*Directions for this task:*
Find every line with the string "bearing" in the material below and copy it.

*Study material:*

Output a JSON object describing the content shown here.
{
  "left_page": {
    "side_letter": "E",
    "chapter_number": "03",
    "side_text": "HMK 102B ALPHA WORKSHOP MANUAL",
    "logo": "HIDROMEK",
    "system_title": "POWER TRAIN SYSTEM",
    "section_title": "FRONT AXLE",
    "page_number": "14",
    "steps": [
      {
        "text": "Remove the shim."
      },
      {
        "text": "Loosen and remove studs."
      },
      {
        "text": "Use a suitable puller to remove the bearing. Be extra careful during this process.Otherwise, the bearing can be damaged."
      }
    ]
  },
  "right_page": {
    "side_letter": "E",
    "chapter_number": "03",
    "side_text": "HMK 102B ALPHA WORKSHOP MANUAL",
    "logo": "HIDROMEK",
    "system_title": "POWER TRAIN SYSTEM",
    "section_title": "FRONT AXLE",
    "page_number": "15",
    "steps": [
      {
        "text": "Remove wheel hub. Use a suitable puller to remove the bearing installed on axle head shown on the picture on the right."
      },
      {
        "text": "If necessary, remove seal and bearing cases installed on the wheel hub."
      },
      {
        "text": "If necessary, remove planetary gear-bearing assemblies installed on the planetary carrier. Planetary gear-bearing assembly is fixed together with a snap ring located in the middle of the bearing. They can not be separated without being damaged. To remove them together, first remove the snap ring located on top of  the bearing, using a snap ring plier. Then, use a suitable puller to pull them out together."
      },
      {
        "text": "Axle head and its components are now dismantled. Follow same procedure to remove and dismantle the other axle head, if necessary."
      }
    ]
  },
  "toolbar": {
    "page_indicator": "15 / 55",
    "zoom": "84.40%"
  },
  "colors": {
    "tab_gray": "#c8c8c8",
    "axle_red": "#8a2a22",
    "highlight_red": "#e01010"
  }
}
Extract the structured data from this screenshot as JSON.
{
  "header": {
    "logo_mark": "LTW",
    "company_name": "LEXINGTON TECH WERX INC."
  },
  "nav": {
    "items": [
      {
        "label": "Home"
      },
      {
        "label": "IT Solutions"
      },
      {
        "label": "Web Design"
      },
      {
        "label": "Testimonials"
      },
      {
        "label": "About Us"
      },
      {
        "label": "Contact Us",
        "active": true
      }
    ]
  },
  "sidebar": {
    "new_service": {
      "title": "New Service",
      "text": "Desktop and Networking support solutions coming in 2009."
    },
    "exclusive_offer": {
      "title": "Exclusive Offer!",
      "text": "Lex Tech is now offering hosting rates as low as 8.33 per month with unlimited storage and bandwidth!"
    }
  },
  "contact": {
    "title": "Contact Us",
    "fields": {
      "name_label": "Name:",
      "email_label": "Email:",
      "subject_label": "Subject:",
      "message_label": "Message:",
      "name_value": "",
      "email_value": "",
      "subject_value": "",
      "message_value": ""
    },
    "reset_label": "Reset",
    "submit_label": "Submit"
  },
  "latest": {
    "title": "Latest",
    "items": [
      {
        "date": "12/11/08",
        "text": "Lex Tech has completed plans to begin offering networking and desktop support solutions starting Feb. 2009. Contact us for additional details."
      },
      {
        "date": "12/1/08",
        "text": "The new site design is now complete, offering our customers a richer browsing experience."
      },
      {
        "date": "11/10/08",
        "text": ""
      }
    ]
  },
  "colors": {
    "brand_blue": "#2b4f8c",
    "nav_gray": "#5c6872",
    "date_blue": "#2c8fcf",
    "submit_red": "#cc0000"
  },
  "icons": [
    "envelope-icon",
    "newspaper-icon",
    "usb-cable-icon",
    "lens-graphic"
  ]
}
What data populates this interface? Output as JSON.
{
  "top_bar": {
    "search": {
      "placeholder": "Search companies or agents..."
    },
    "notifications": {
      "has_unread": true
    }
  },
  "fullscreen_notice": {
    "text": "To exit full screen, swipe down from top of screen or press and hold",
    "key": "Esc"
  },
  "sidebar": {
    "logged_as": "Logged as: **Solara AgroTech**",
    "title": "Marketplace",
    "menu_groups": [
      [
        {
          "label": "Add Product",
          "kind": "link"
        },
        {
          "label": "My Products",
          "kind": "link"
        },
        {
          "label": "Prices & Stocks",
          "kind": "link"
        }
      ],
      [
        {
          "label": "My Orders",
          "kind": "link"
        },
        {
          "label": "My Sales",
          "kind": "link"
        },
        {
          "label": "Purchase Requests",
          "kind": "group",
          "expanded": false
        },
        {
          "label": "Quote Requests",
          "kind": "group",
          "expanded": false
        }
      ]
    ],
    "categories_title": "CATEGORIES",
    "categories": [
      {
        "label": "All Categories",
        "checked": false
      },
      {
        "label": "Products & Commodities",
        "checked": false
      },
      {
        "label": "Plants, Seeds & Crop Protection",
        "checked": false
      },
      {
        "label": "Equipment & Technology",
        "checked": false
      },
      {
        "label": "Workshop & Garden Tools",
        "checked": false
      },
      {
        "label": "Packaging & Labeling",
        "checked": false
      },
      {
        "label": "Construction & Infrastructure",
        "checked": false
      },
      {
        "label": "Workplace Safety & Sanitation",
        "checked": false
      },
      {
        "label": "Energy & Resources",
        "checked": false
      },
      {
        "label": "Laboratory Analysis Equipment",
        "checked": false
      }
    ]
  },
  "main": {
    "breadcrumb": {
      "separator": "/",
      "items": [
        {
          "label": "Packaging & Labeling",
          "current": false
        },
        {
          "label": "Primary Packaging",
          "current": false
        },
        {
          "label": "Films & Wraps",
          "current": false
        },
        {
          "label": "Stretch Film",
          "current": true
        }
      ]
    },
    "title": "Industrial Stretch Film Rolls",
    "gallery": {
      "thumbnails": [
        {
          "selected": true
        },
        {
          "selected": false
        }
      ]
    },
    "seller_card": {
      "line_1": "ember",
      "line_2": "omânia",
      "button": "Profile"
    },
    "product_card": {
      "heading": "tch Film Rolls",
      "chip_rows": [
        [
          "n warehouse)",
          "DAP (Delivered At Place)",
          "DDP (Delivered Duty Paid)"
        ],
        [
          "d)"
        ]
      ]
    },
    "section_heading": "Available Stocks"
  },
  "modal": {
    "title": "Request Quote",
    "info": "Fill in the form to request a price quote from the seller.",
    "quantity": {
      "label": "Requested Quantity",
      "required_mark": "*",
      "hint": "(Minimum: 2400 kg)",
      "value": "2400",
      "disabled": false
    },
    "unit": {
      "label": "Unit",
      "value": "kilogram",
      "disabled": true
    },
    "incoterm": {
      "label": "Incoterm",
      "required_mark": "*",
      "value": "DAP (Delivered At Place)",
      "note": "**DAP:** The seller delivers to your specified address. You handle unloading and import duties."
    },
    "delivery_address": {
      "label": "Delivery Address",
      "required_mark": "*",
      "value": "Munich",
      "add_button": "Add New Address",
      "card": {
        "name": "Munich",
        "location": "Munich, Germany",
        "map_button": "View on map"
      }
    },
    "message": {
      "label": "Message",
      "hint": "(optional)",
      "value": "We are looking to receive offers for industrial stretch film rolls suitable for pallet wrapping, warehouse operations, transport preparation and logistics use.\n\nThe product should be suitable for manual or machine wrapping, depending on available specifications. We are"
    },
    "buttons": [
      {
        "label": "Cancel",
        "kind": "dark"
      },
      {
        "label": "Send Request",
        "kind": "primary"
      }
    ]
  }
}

*Solution for this task:*
        "text": "Use a suitable puller to remove the bearing. Be extra careful during this process.Otherwise, the bearing can be damaged."
        "text": "Remove wheel hub. Use a suitable puller to remove the bearing installed on axle head shown on the picture on the right."
        "text": "If necessary, remove seal and bearing cases installed on the wheel hub."
        "text": "If necessary, remove planetary gear-bearing assemblies installed on the planetary carrier. Planetary gear-bearing assembly is fixed together with a snap ring located in the middle of the bearing. They can not be separated without being damaged. To remove them together, first remove the snap ring located on top of  the bearing, using a snap ring plier. Then, use a suitable puller to pull them out together."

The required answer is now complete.